I assert: Without changing the current system, China will never know harmony!
The Evil Nature of the Communist Party’s Cadre System (Essay 15)

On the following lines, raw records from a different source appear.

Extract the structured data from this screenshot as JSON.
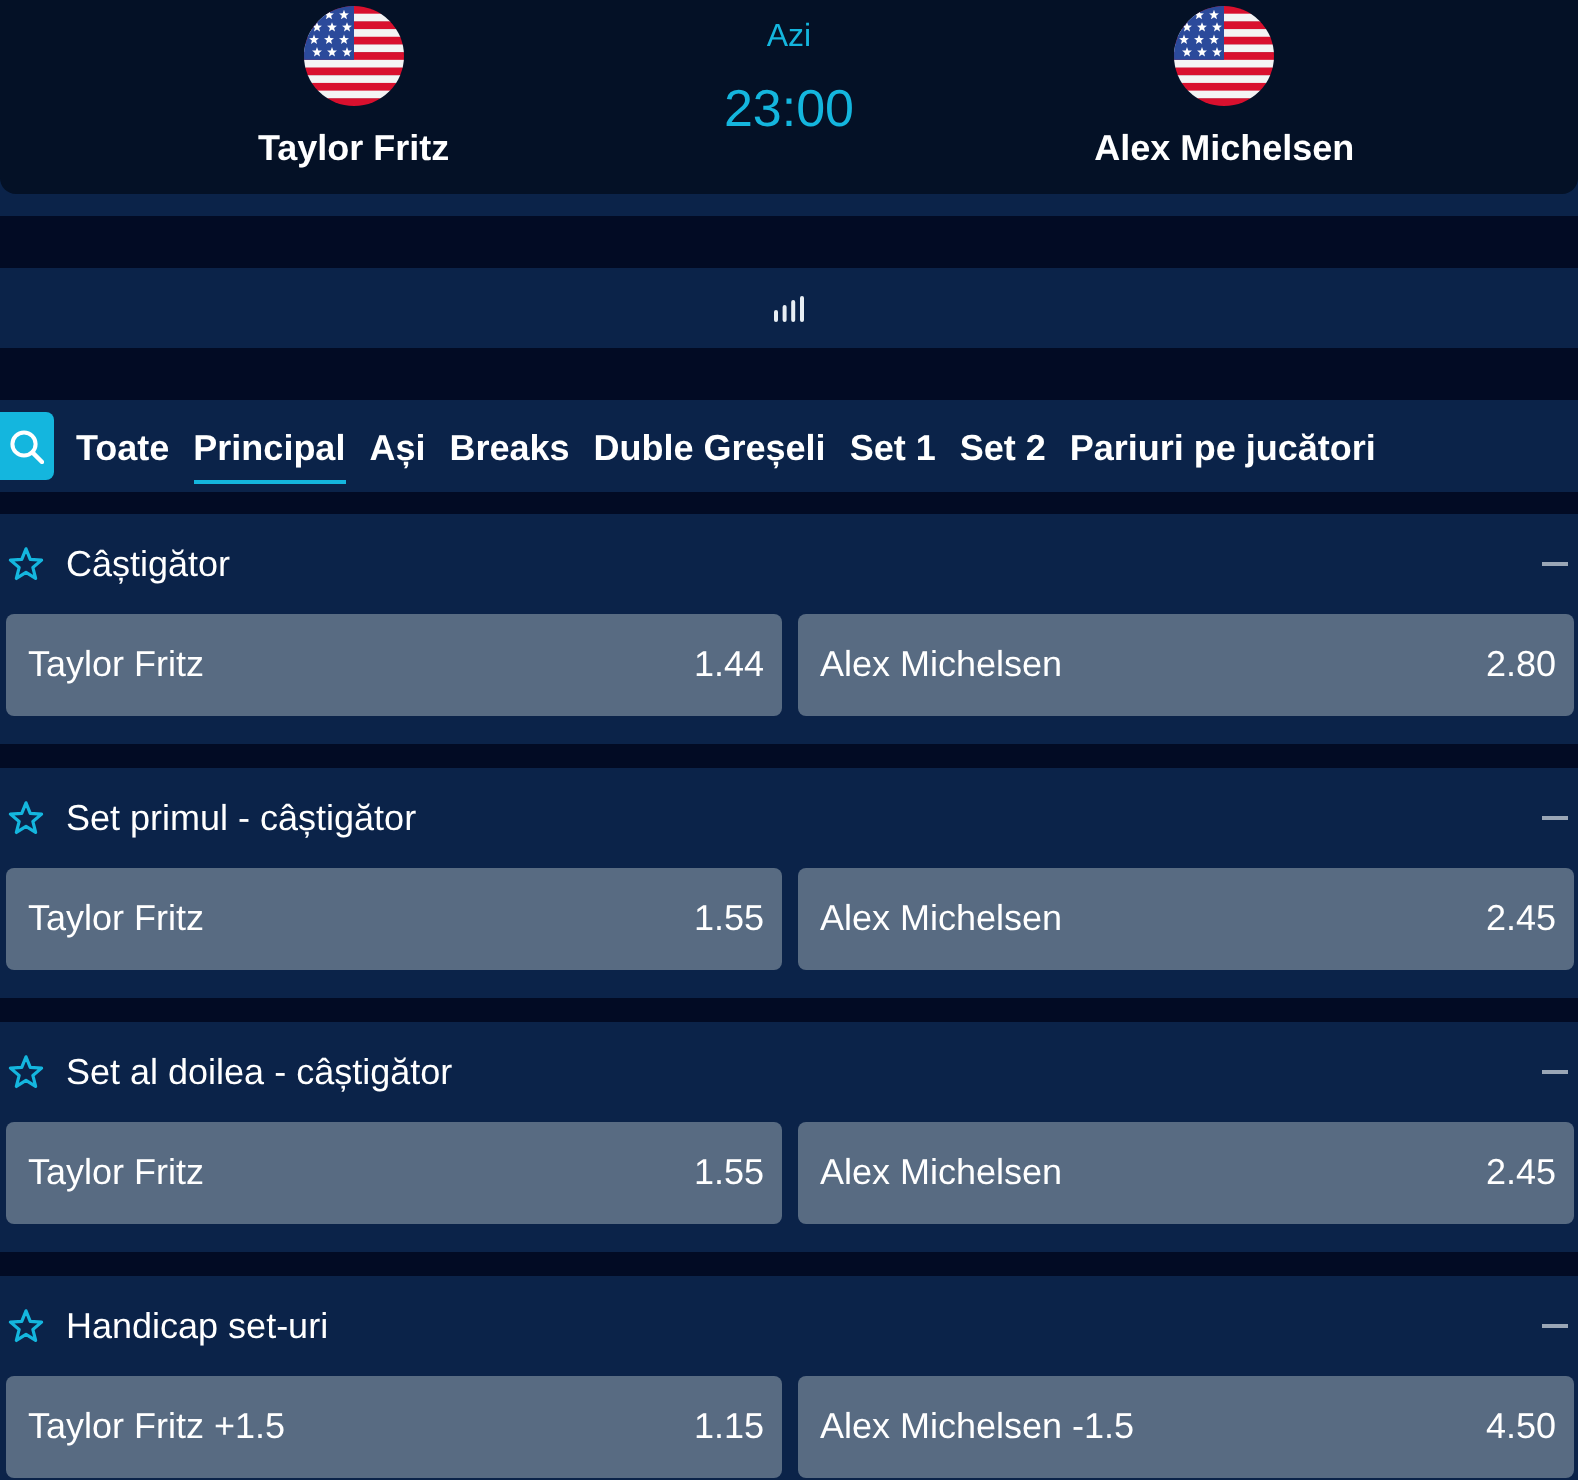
{
  "match": {
    "home": {
      "name": "Taylor Fritz"
    },
    "day": "Azi",
    "time": "23:00",
    "away": {
      "name": "Alex Michelsen"
    }
  },
  "tabs": [
    {
      "label": "Toate",
      "selected": false
    },
    {
      "label": "Principal",
      "selected": true
    },
    {
      "label": "Ași",
      "selected": false
    },
    {
      "label": "Breaks",
      "selected": false
    },
    {
      "label": "Duble Greșeli",
      "selected": false
    },
    {
      "label": "Set 1",
      "selected": false
    },
    {
      "label": "Set 2",
      "selected": false
    },
    {
      "label": "Pariuri pe jucători",
      "selected": false
    }
  ],
  "markets": [
    {
      "title": "Câștigător",
      "favorite": false,
      "expanded": true,
      "selections": [
        {
          "name": "Taylor Fritz",
          "odds": "1.44"
        },
        {
          "name": "Alex Michelsen",
          "odds": "2.80"
        }
      ]
    },
    {
      "title": "Set primul - câștigător",
      "favorite": false,
      "expanded": true,
      "selections": [
        {
          "name": "Taylor Fritz",
          "odds": "1.55"
        },
        {
          "name": "Alex Michelsen",
          "odds": "2.45"
        }
      ]
    },
    {
      "title": "Set al doilea - câștigător",
      "favorite": false,
      "expanded": true,
      "selections": [
        {
          "name": "Taylor Fritz",
          "odds": "1.55"
        },
        {
          "name": "Alex Michelsen",
          "odds": "2.45"
        }
      ]
    },
    {
      "title": "Handicap set-uri",
      "favorite": false,
      "expanded": true,
      "selections": [
        {
          "name": "Taylor Fritz +1.5",
          "odds": "1.15"
        },
        {
          "name": "Alex Michelsen -1.5",
          "odds": "4.50"
        }
      ]
    }
  ]
}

The “management of cadres” is one of the fundamental principles of the Party. Former Organizational Department Head Zhang Quanjing has said, “If the Party did not manage its cadres, it would give up its right to lead.” The essence of this statement is that the Communist Party depends on its control over cadres to exercise its right to lead—and this is precisely where the evil lies. “Cadres” are actually “officials.” I never understood why the Party insists on calling them “cadres.” However, after much thought, I realized that this is just another deceitful invention of the Communist Party. In all, cadres probably number in the hundreds of thousands. But no matter how you look at it, the number of “official positions” shrinks as one moves up in the system. At the same time, the Party must rely on “offering posts” to maintain its right to lead and to realize its position of power. In that case, the party secretary and the Standing Committee represent the very top, and from there it goes down through the secretaries of each level of government. This system is unable to solve a fundamental problem: many want to move up, but only a few can. Because of this, those who wish to move up all work in their own self-interest, and those in higher positions all work to protect their seats. The authority to decide who moves up or down always remains one level higher than the last, straight up to the Central Politburo. Top officials will surely never relinquish their authority over the management of cadres, so a cadre then has no choice but to scheme his way up the ladder, making an utter mess in the process!

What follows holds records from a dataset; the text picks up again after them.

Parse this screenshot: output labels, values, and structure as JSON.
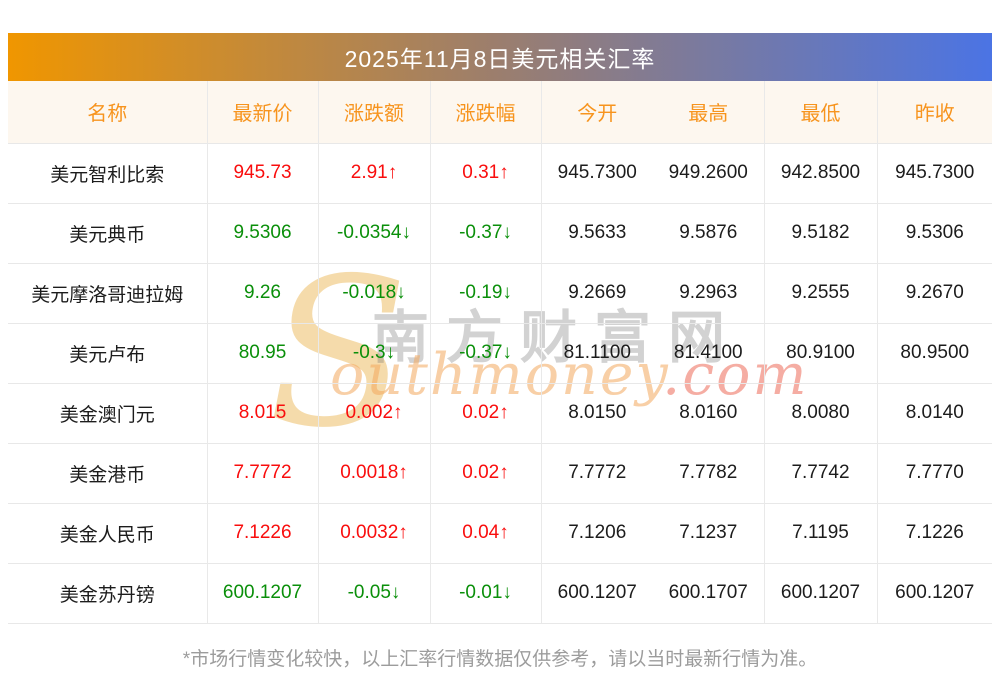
{
  "chart_data": {
    "type": "table",
    "title": "2025年11月8日美元相关汇率",
    "columns": [
      "名称",
      "最新价",
      "涨跌额",
      "涨跌幅",
      "今开",
      "最高",
      "最低",
      "昨收"
    ],
    "rows": [
      {
        "name": "美元智利比索",
        "latest": "945.73",
        "change": "2.91↑",
        "change_pct": "0.31↑",
        "open": "945.7300",
        "high": "949.2600",
        "low": "942.8500",
        "prev_close": "945.7300",
        "trend": "up"
      },
      {
        "name": "美元典币",
        "latest": "9.5306",
        "change": "-0.0354↓",
        "change_pct": "-0.37↓",
        "open": "9.5633",
        "high": "9.5876",
        "low": "9.5182",
        "prev_close": "9.5306",
        "trend": "down"
      },
      {
        "name": "美元摩洛哥迪拉姆",
        "latest": "9.26",
        "change": "-0.018↓",
        "change_pct": "-0.19↓",
        "open": "9.2669",
        "high": "9.2963",
        "low": "9.2555",
        "prev_close": "9.2670",
        "trend": "down"
      },
      {
        "name": "美元卢布",
        "latest": "80.95",
        "change": "-0.3↓",
        "change_pct": "-0.37↓",
        "open": "81.1100",
        "high": "81.4100",
        "low": "80.9100",
        "prev_close": "80.9500",
        "trend": "down"
      },
      {
        "name": "美金澳门元",
        "latest": "8.015",
        "change": "0.002↑",
        "change_pct": "0.02↑",
        "open": "8.0150",
        "high": "8.0160",
        "low": "8.0080",
        "prev_close": "8.0140",
        "trend": "up"
      },
      {
        "name": "美金港币",
        "latest": "7.7772",
        "change": "0.0018↑",
        "change_pct": "0.02↑",
        "open": "7.7772",
        "high": "7.7782",
        "low": "7.7742",
        "prev_close": "7.7770",
        "trend": "up"
      },
      {
        "name": "美金人民币",
        "latest": "7.1226",
        "change": "0.0032↑",
        "change_pct": "0.04↑",
        "open": "7.1206",
        "high": "7.1237",
        "low": "7.1195",
        "prev_close": "7.1226",
        "trend": "up"
      },
      {
        "name": "美金苏丹镑",
        "latest": "600.1207",
        "change": "-0.05↓",
        "change_pct": "-0.01↓",
        "open": "600.1207",
        "high": "600.1707",
        "low": "600.1207",
        "prev_close": "600.1207",
        "trend": "down"
      }
    ],
    "layout_hints": {
      "no_divider_between": [
        "今开",
        "最高"
      ],
      "grid": true
    }
  },
  "watermark": {
    "s": "S",
    "cn": "南方财富网",
    "en": "outhmoney",
    "en_suffix": ".com"
  },
  "footnote": "*市场行情变化较快，以上汇率行情数据仅供参考，请以当时最新行情为准。",
  "colors": {
    "up": "#f90d0d",
    "down": "#0a8f0a",
    "header_text": "#f7941e",
    "header_bg": "#fdf7ef",
    "title_gradient_start": "#f09600",
    "title_gradient_end": "#4b74e4",
    "footnote_text": "#9c9c9c"
  }
}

This system, in which all decisions are top-down, is necessarily profuse with evil. At the highest levels, the Party plays some “democratic” charades, but everyone knows that decisions over who is above whom will forever remain firmly in the grasp of the very few.
As a result, the numbers of officials and special interest groups continue to grow. Their selfish in-fighting intensifies. The evilest part of this system is that it takes a person’s humanity and turns it into boundless evil. There’s no need for me to list them one by one. Just tune in to any Party-sanctioned media outlet and ask yourself: which of these evil phenomena are not caused by the “cadre system”?!
* Rao refers to three epochs in China’s recent history. In the early communist period, intellectuals were rooted out and persecuted in the Anti-Rightist Campaign; the Great Leap Forward, intended to industrialize the country and institute collectivism, caused millions of people to starve to death. The country had a short reprieve from upheaval before the Cultural Revolution tore families apart and nearly destroyed tradition. Despite the openness of post-Mao China, many social institutions are still tightly controlled, from family size to religious belief. Back to essay.